Element data from apps and pages
=== Section Start ===
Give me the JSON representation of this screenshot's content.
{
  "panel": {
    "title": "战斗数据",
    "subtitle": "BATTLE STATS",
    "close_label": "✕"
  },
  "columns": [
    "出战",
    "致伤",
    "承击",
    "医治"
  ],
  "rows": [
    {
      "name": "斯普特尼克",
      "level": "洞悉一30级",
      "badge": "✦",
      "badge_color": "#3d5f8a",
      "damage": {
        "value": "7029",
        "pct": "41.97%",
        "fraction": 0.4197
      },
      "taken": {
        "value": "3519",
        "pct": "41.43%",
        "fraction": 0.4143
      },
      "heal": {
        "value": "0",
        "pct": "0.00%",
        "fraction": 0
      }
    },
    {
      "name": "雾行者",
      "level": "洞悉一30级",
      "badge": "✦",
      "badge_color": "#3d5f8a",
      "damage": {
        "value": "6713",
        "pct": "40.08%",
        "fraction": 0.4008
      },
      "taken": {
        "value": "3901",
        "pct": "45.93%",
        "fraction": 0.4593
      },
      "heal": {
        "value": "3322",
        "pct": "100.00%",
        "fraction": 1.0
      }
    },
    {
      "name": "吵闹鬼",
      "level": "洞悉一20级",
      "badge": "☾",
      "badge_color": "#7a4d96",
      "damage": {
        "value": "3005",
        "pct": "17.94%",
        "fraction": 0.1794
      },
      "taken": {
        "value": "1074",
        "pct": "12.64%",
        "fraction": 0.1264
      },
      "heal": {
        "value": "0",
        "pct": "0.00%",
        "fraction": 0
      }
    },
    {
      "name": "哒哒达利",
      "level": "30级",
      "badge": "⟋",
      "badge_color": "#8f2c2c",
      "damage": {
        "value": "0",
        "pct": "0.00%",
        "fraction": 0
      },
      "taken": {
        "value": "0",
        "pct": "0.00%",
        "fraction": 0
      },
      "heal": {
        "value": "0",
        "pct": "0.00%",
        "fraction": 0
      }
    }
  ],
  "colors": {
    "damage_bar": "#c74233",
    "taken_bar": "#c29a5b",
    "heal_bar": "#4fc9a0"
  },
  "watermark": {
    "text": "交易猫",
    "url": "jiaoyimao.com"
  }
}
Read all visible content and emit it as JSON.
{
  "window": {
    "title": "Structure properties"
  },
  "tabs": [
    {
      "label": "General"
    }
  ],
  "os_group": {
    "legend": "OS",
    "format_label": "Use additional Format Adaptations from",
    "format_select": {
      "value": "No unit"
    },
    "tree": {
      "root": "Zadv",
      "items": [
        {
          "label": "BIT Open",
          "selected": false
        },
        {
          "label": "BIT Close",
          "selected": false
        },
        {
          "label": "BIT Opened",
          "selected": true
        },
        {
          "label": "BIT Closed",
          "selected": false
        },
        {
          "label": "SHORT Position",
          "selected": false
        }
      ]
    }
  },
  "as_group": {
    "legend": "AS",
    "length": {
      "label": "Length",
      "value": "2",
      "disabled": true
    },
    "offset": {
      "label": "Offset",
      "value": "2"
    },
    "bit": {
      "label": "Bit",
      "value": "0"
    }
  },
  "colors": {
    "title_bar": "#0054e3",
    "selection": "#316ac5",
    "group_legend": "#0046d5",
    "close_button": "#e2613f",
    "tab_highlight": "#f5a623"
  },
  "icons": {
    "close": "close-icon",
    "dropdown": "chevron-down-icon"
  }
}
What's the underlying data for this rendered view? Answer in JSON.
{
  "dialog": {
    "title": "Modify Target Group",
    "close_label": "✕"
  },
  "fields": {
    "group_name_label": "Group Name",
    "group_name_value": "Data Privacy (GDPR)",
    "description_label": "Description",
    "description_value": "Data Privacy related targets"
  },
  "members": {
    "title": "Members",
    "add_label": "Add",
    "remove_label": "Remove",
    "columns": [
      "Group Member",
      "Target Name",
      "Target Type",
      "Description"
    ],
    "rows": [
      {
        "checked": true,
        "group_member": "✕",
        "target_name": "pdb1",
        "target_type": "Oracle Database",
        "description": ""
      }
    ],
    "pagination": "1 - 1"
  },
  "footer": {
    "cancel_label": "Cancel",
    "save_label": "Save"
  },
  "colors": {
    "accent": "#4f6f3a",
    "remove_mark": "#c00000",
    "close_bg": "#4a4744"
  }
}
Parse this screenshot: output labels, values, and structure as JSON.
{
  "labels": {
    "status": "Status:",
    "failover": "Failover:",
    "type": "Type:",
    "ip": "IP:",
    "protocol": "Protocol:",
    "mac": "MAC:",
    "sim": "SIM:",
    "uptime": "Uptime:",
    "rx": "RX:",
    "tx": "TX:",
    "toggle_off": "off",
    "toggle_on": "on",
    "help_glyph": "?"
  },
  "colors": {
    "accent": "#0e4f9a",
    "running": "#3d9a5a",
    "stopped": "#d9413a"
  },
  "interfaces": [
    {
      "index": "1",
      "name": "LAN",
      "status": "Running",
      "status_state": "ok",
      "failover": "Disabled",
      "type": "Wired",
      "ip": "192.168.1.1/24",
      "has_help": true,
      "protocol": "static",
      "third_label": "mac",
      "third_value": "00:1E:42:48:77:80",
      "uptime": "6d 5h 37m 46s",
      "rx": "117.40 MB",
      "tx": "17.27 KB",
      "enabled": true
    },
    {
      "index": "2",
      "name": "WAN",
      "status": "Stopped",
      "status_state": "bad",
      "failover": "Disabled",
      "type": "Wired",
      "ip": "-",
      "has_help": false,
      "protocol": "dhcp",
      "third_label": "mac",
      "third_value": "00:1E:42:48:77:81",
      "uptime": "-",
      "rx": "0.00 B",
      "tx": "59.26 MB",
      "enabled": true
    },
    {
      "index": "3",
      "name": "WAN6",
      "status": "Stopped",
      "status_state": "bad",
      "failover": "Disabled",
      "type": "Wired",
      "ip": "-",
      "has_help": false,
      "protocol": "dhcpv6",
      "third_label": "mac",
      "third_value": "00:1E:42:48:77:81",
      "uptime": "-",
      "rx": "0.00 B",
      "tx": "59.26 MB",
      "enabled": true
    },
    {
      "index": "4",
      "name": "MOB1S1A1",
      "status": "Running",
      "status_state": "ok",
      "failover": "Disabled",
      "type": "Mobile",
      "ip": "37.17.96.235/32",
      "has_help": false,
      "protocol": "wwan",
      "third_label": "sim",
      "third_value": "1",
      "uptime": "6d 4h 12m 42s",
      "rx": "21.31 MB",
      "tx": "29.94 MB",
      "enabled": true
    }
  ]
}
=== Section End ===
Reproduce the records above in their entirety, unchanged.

Give me the JSON representation of this screenshot's content.
{
  "panel": {
    "title": "战斗数据",
    "subtitle": "BATTLE STATS",
    "close_label": "✕"
  },
  "columns": [
    "出战",
    "致伤",
    "承击",
    "医治"
  ],
  "rows": [
    {
      "name": "斯普特尼克",
      "level": "洞悉一30级",
      "badge": "✦",
      "badge_color": "#3d5f8a",
      "damage": {
        "value": "7029",
        "pct": "41.97%",
        "fraction": 0.4197
      },
      "taken": {
        "value": "3519",
        "pct": "41.43%",
        "fraction": 0.4143
      },
      "heal": {
        "value": "0",
        "pct": "0.00%",
        "fraction": 0
      }
    },
    {
      "name": "雾行者",
      "level": "洞悉一30级",
      "badge": "✦",
      "badge_color": "#3d5f8a",
      "damage": {
        "value": "6713",
        "pct": "40.08%",
        "fraction": 0.4008
      },
      "taken": {
        "value": "3901",
        "pct": "45.93%",
        "fraction": 0.4593
      },
      "heal": {
        "value": "3322",
        "pct": "100.00%",
        "fraction": 1.0
      }
    },
    {
      "name": "吵闹鬼",
      "level": "洞悉一20级",
      "badge": "☾",
      "badge_color": "#7a4d96",
      "damage": {
        "value": "3005",
        "pct": "17.94%",
        "fraction": 0.1794
      },
      "taken": {
        "value": "1074",
        "pct": "12.64%",
        "fraction": 0.1264
      },
      "heal": {
        "value": "0",
        "pct": "0.00%",
        "fraction": 0
      }
    },
    {
      "name": "哒哒达利",
      "level": "30级",
      "badge": "⟋",
      "badge_color": "#8f2c2c",
      "damage": {
        "value": "0",
        "pct": "0.00%",
        "fraction": 0
      },
      "taken": {
        "value": "0",
        "pct": "0.00%",
        "fraction": 0
      },
      "heal": {
        "value": "0",
        "pct": "0.00%",
        "fraction": 0
      }
    }
  ],
  "colors": {
    "damage_bar": "#c74233",
    "taken_bar": "#c29a5b",
    "heal_bar": "#4fc9a0"
  },
  "watermark": {
    "text": "交易猫",
    "url": "jiaoyimao.com"
  }
}
Read all visible content and emit it as JSON.
{
  "window": {
    "title": "Structure properties"
  },
  "tabs": [
    {
      "label": "General"
    }
  ],
  "os_group": {
    "legend": "OS",
    "format_label": "Use additional Format Adaptations from",
    "format_select": {
      "value": "No unit"
    },
    "tree": {
      "root": "Zadv",
      "items": [
        {
          "label": "BIT Open",
          "selected": false
        },
        {
          "label": "BIT Close",
          "selected": false
        },
        {
          "label": "BIT Opened",
          "selected": true
        },
        {
          "label": "BIT Closed",
          "selected": false
        },
        {
          "label": "SHORT Position",
          "selected": false
        }
      ]
    }
  },
  "as_group": {
    "legend": "AS",
    "length": {
      "label": "Length",
      "value": "2",
      "disabled": true
    },
    "offset": {
      "label": "Offset",
      "value": "2"
    },
    "bit": {
      "label": "Bit",
      "value": "0"
    }
  },
  "colors": {
    "title_bar": "#0054e3",
    "selection": "#316ac5",
    "group_legend": "#0046d5",
    "close_button": "#e2613f",
    "tab_highlight": "#f5a623"
  },
  "icons": {
    "close": "close-icon",
    "dropdown": "chevron-down-icon"
  }
}
What's the underlying data for this rendered view? Answer in JSON.
{
  "dialog": {
    "title": "Modify Target Group",
    "close_label": "✕"
  },
  "fields": {
    "group_name_label": "Group Name",
    "group_name_value": "Data Privacy (GDPR)",
    "description_label": "Description",
    "description_value": "Data Privacy related targets"
  },
  "members": {
    "title": "Members",
    "add_label": "Add",
    "remove_label": "Remove",
    "columns": [
      "Group Member",
      "Target Name",
      "Target Type",
      "Description"
    ],
    "rows": [
      {
        "checked": true,
        "group_member": "✕",
        "target_name": "pdb1",
        "target_type": "Oracle Database",
        "description": ""
      }
    ],
    "pagination": "1 - 1"
  },
  "footer": {
    "cancel_label": "Cancel",
    "save_label": "Save"
  },
  "colors": {
    "accent": "#4f6f3a",
    "remove_mark": "#c00000",
    "close_bg": "#4a4744"
  }
}
Parse this screenshot: output labels, values, and structure as JSON.
{
  "labels": {
    "status": "Status:",
    "failover": "Failover:",
    "type": "Type:",
    "ip": "IP:",
    "protocol": "Protocol:",
    "mac": "MAC:",
    "sim": "SIM:",
    "uptime": "Uptime:",
    "rx": "RX:",
    "tx": "TX:",
    "toggle_off": "off",
    "toggle_on": "on",
    "help_glyph": "?"
  },
  "colors": {
    "accent": "#0e4f9a",
    "running": "#3d9a5a",
    "stopped": "#d9413a"
  },
  "interfaces": [
    {
      "index": "1",
      "name": "LAN",
      "status": "Running",
      "status_state": "ok",
      "failover": "Disabled",
      "type": "Wired",
      "ip": "192.168.1.1/24",
      "has_help": true,
      "protocol": "static",
      "third_label": "mac",
      "third_value": "00:1E:42:48:77:80",
      "uptime": "6d 5h 37m 46s",
      "rx": "117.40 MB",
      "tx": "17.27 KB",
      "enabled": true
    },
    {
      "index": "2",
      "name": "WAN",
      "status": "Stopped",
      "status_state": "bad",
      "failover": "Disabled",
      "type": "Wired",
      "ip": "-",
      "has_help": false,
      "protocol": "dhcp",
      "third_label": "mac",
      "third_value": "00:1E:42:48:77:81",
      "uptime": "-",
      "rx": "0.00 B",
      "tx": "59.26 MB",
      "enabled": true
    },
    {
      "index": "3",
      "name": "WAN6",
      "status": "Stopped",
      "status_state": "bad",
      "failover": "Disabled",
      "type": "Wired",
      "ip": "-",
      "has_help": false,
      "protocol": "dhcpv6",
      "third_label": "mac",
      "third_value": "00:1E:42:48:77:81",
      "uptime": "-",
      "rx": "0.00 B",
      "tx": "59.26 MB",
      "enabled": true
    },
    {
      "index": "4",
      "name": "MOB1S1A1",
      "status": "Running",
      "status_state": "ok",
      "failover": "Disabled",
      "type": "Mobile",
      "ip": "37.17.96.235/32",
      "has_help": false,
      "protocol": "wwan",
      "third_label": "sim",
      "third_value": "1",
      "uptime": "6d 4h 12m 42s",
      "rx": "21.31 MB",
      "tx": "29.94 MB",
      "enabled": true
    }
  ]
}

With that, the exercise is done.